“God lives within it, it cannot be moved.
God rescues it at the break of dawn.”
God dwelt in the holy city of Jerusalem. He protected it. Its inhabitants were secure. When attacked, God defended it.
Where does God dwell today? In what ways does he protect and defend his present dwelling place?
#God #protection #VOTD
“The American Sniper” tells about Chris Kyle in the on-going Gulf Wars, how his devotion to America sustained him through the horrors of war, effects on his personality, and strain on his home-life. He fought to protect a society that had no “sniper” to protect him! Despite the grim war scenes depicted, the militarily-filthy the language, and the stark ending, the movie has broken all box office records for a January. Americans hunger to hear of someone who can protect them. David said: “But let all those rejoice who put their trust in You; Let them ever shout for joy, because You defend them; Let those also who love Your name Be joyful in You. For You, O LORD, will bless the righteous; With favor You will surround him as with a shield” (Psalm 5:11-12 NKJV).
This is Johnny Polk, with “Words of Wisdom” brought to you by the Oneida church of Christ.
My mother once told me it was not a good idea to walk through life with my “heart on my sleeve.” She meant that if live my life easily offended, I’d never be happy.

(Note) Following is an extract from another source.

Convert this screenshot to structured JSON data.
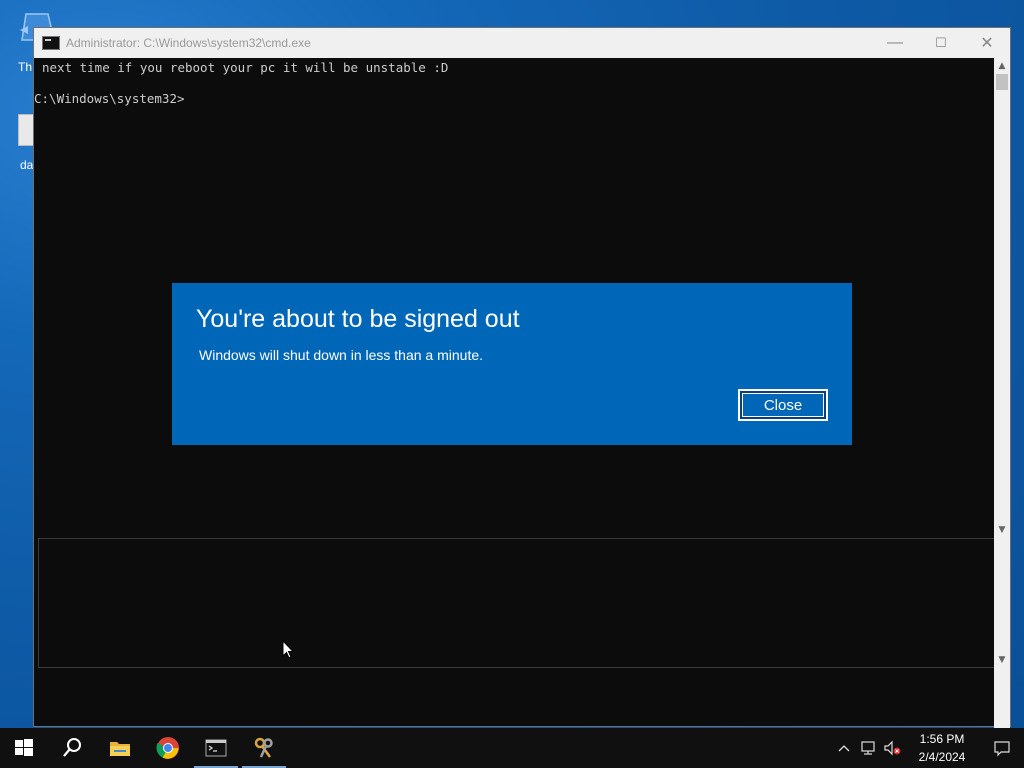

When Solomon wrote in Ecclesiastes 10 about having your heart in your right hand, he didn’t mean the same thing my mother meant.
Solomon wrote, “A wise man’s heart is at his right hand, but a fool’s heart at his left,” (Ecclesiastes 10:2 NKJV). Solomon had been making a contrast between the actions of the spiritually foolish and the wise. Most warriors hold a sword in the right hand. The right hand, therefore, was a symbol of power and defense.
A spiritually wise man remembers to protect his heart (or mind). The fool doesn’t care what takes possession of his thinking.
The Apostle Paul wrote, “For the weapons of our warfare are not of the flesh but have divine power to destroy strongholds. We destroy arguments and every lofty opinion raised against the knowledge of God, and take every thought captive to obey Christ,” (2 Corinthians 10:4-5 ESV).
“Taking every thought captive to obey Christ” is a good way to protect our minds from the onslaught of all the evil philosophies and wicked things in the world. A.W. Tozer wrote, “America has lost its ability to blush.” A drought of Bible thinking and conduct has caused many to lose sight of spiritually important things and adopted evil as the way. We must not allow ourselves to be swept along with it.
Paul wrote, “Do not be conformed to this world, but be transformed by the renewal of your mind, that by testing you may discern what is the will of God, what is good and acceptable and perfect,” (Romans 12:2 ESV). Don’t allow the world to force you into its mold. Protect your mind.
How can the Lord say to Balak (through Balaam) that He saw no iniquity in Jacob when time and again he gets angry at their rebellion?
It is an interesting question, but one, I think, that is easily answered. Israel, as a nation, was blessed. The only one who can curse is the same one who blessed – in this case, God. No matter prophet is asked, no matter how “saintly” he may be, he can only do that which the Lord allows, and the Lord was not going to allow Israel to be cursed by a people whose interest was harm to God’s chosen.
This encourages us to note that what the Lord blessed (protects), no man or superhuman power can undo (cf. John 10:28-29). It was not a matter of there being no sin in Israel for it is abundantly clear that there was; it was a matter, however, that when the Lord is on the side of one (or many), He will “air” no dirty laundry, but to those who need washing.
Here is an illustration that most accept: my wife can look at me and note the many failures in my life as a husband, but only she can speak about them – she will let no one else speak of them; this is her love protecting me (and I need a lot a protection!).
The heat here in recent weeks has been brutal. The sun beats down on the head. I’ve used it recently, so I guess it’s meaningful to me, when there are days that it’s hard to breathe, the skin is clammy, the body lacks energy. To speak of the wings of God providing shade and shelter is a wonderful relief to the heart.
How precious is your loyal love, O God! The human race finds shelter under your wings (Psa. 36:7 NET).
That wing of shelter serves as a metaphor, it appears, for protection from enemies. Here’s the NASV Study Bible, on “shadow” in Psa. 17:8:
A conventional Hebrew metaphor for protection against oppression — as shade protects from the oppressive heat of the hot desert sun. Kings were spoken of as the “shade” of those dependent on them for protection (as in Num 14:9, “protection” — lit. “shade”; Lam 4:20; Ezek 31:6, 12, 17). Similarly, the Lord is the protective “shade” of his people (see 91:1; 121: 5; Is 25:4; 49:2; 51:16).
And on the word “wings,” in the same entry it says is a “[m]etaphor for the protective outreach of God’s power …”
I have known that protection as well.